George G. Henry, a 6936 gross ton (10,500 tons displacement) tanker, was built at San Francisco, California, in 1917. In August 1918 Her owner, the Los Angeles Petroleum Transportation Company, chartered her to the U.S. Navy, which placed her in commission at that time as USS George G. Henry (ID # 1560). Late in that month she began her first trans-Atlantic voyage as a Navy ship, taking aviation gasoline and other cargo to France. While returning to the U.S. on 29 September 1918 she engaged in a running gun battle with the German submarine U-152. The tanker was able to escape, although she was hit by one enemy shell and near-missed by others, which set her afire and wounded several crewmen. Later in that trip, on 3 October, George G. Henry collided with and sank USS Herman Frasch (ID # 1617). Following repairs, she made four more voyages from the U.S. to France before being decommissioned and returned to her owner in May 1919.
Employed commercially under the American flag for the next twenty years, George G. Henry was transferred to Panamanian registry in July 1940 and, in mid-1941, steamed to the western Pacific where she transported fuel between the Dutch East Indies, Borneo, the Philippines, China, and Hong Kong. She was at Manila when Japanese attacks started the Pacific phase of World War II on 8 December 1941 (local date), but was able to escape to Borneo in mid-December. During the next two months, as Japanese forces advanced into the East Indies, she mainly operated in northern and eastern Australian waters, providing fuel oil to Allied warships as they fought fruitlessly against the enemy onslaught.
In mid-April 1942, after a voyage to Melbourne, George G. Henry was taken over by the U.S. Navy. Soon renamed Victoria (AO-46), she entered active Naval service in November 1942. She served along the Australian east coast until late August 1943, then shifted to New Guinea, where she supported U.S. and Australian operations in that island's northeastern waters until November. Late in the year Victoria returned to New Guinea and resumed her service there and, on-and-off beginning in April 1944, in the Admiralty Islands. On 2 September 1945, the day of Japan's formal surrender, the old ship steamed into Manila Bay to begin furnishing fuel to U.S. ships in the Philippines. Following brief air-sea rescue service in mid-October, Victoria went home to the United States, arriving at Mobile, Alabama, in late November. She was decommissioned in December 1945, turned over to the Maritime Commission and, in January 1946, stricken from the list of Navy ships. Recovering the name George G. Henry, she was delivered to the Standard Oil Company of New Jersey in March 1946 and, in April 1948, sold to Panamanian interests.

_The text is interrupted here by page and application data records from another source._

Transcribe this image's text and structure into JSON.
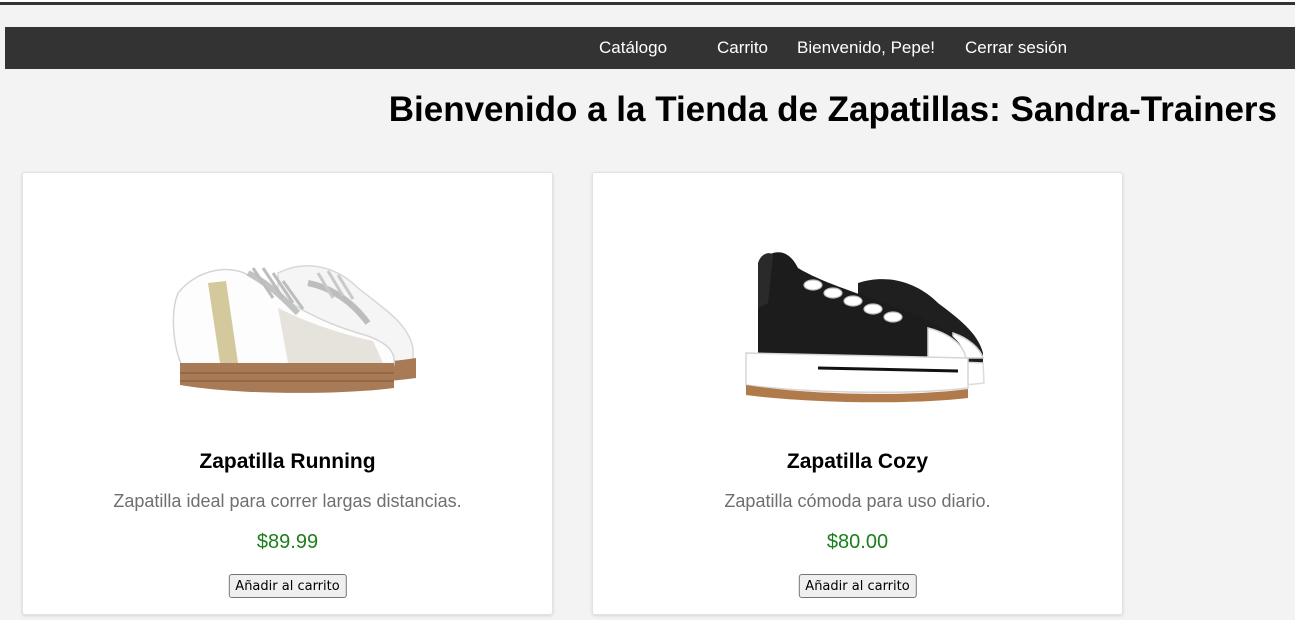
{
  "nav": {
    "catalogo": "Catálogo",
    "carrito": "Carrito",
    "welcome": "Bienvenido, Pepe!",
    "logout": "Cerrar sesión"
  },
  "page": {
    "title": "Bienvenido a la Tienda de Zapatillas: Sandra-Trainers"
  },
  "products": [
    {
      "name": "Zapatilla Running",
      "description": "Zapatilla ideal para correr largas distancias.",
      "price": "$89.99",
      "button": "Añadir al carrito",
      "image": "white-sneaker-brown-sole"
    },
    {
      "name": "Zapatilla Cozy",
      "description": "Zapatilla cómoda para uso diario.",
      "price": "$80.00",
      "button": "Añadir al carrito",
      "image": "black-canvas-sneaker-platform-sole"
    }
  ],
  "colors": {
    "navbar": "#333333",
    "background": "#f3f3f3",
    "price": "#1b7f1b",
    "description": "#6f6f6f"
  }
}
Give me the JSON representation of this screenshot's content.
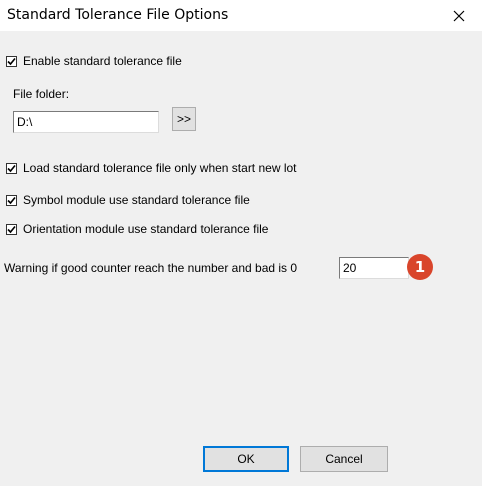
{
  "window": {
    "title": "Standard Tolerance File Options",
    "close_glyph": "×"
  },
  "options": {
    "enable_std_file": {
      "label": "Enable standard tolerance file",
      "checked": true
    },
    "load_on_new_lot": {
      "label": "Load standard tolerance file only when start new lot",
      "checked": true
    },
    "symbol_module": {
      "label": "Symbol module use standard tolerance file",
      "checked": true
    },
    "orientation_module": {
      "label": "Orientation module use standard tolerance file",
      "checked": true
    }
  },
  "folder": {
    "label": "File folder:",
    "value": "D:\\",
    "browse_label": ">>"
  },
  "warning": {
    "label": "Warning if good counter reach the number and bad is 0",
    "value": "20"
  },
  "annotation": {
    "badge": "1"
  },
  "buttons": {
    "ok": "OK",
    "cancel": "Cancel"
  },
  "colors": {
    "accent": "#0078d7",
    "badge": "#d9452b",
    "background": "#f0f0f0"
  }
}
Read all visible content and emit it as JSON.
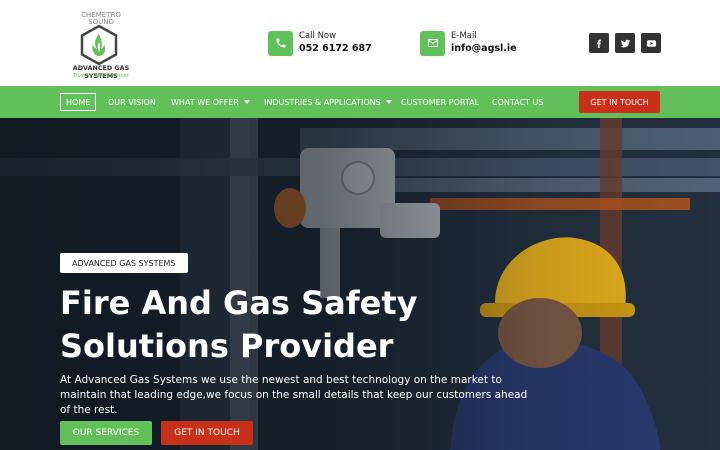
{
  "logo": {
    "badge_text": "CHEMETRO SOUND",
    "name": "ADVANCED GAS SYSTEMS",
    "tagline": "Trusted Safety Partner"
  },
  "contact": {
    "phone_label": "Call Now",
    "phone_value": "052 6172 687",
    "email_label": "E-Mail",
    "email_value": "info@agsl.ie"
  },
  "socials": [
    "facebook-icon",
    "twitter-icon",
    "youtube-icon"
  ],
  "nav": {
    "items": [
      "HOME",
      "OUR VISION",
      "WHAT WE OFFER",
      "INDUSTRIES & APPLICATIONS",
      "CUSTOMER PORTAL",
      "CONTACT US"
    ],
    "cta": "GET IN TOUCH"
  },
  "hero": {
    "badge": "ADVANCED GAS SYSTEMS",
    "title": "Fire And Gas Safety Solutions Provider",
    "subtitle": "At Advanced Gas Systems we use the newest and best technology on the market to maintain that leading edge,we focus on the small details that keep our customers ahead of the rest.",
    "btn_services": "OUR SERVICES",
    "btn_touch": "GET IN TOUCH"
  },
  "colors": {
    "green": "#62c05a",
    "red": "#c9301a",
    "dark": "#333333"
  }
}
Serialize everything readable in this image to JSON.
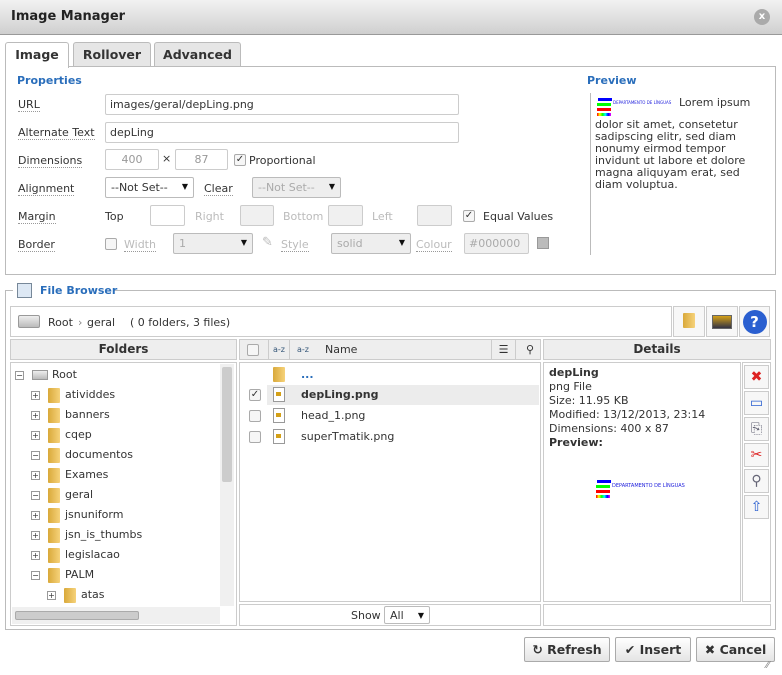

This page features all available views concerning the tanker George G. Henry of 1917, which was USS George G. Henry (ID # 1560) in 1918-1919 and USS Victoria (AO-46) in 1942-1946.
Click on the small photograph to prompt a larger view of the same image.
Photo #: NH 65594-A
S.S. George G. Henry (American Tanker, 1917)
On the morning of her trial trip, 3 June 1917.
Built by the Union Iron Works of San Francisco, California, and owned by the Los Angeles Petroleum Transportation Company, this tanker taken over by the U.S. Navy for World War I service and placed in commission on 23 August 1918 as USS George G. Henry (ID # 1560). She was returned to her owner on 21 May 1919.
The original print is in National Archives' Record Group 19-LCM.
U.S. Naval Historical Center Photograph.
Online Image: 56KB; 740 x 590 pixels
Page made 18 December 2006
Link added 31 December 2007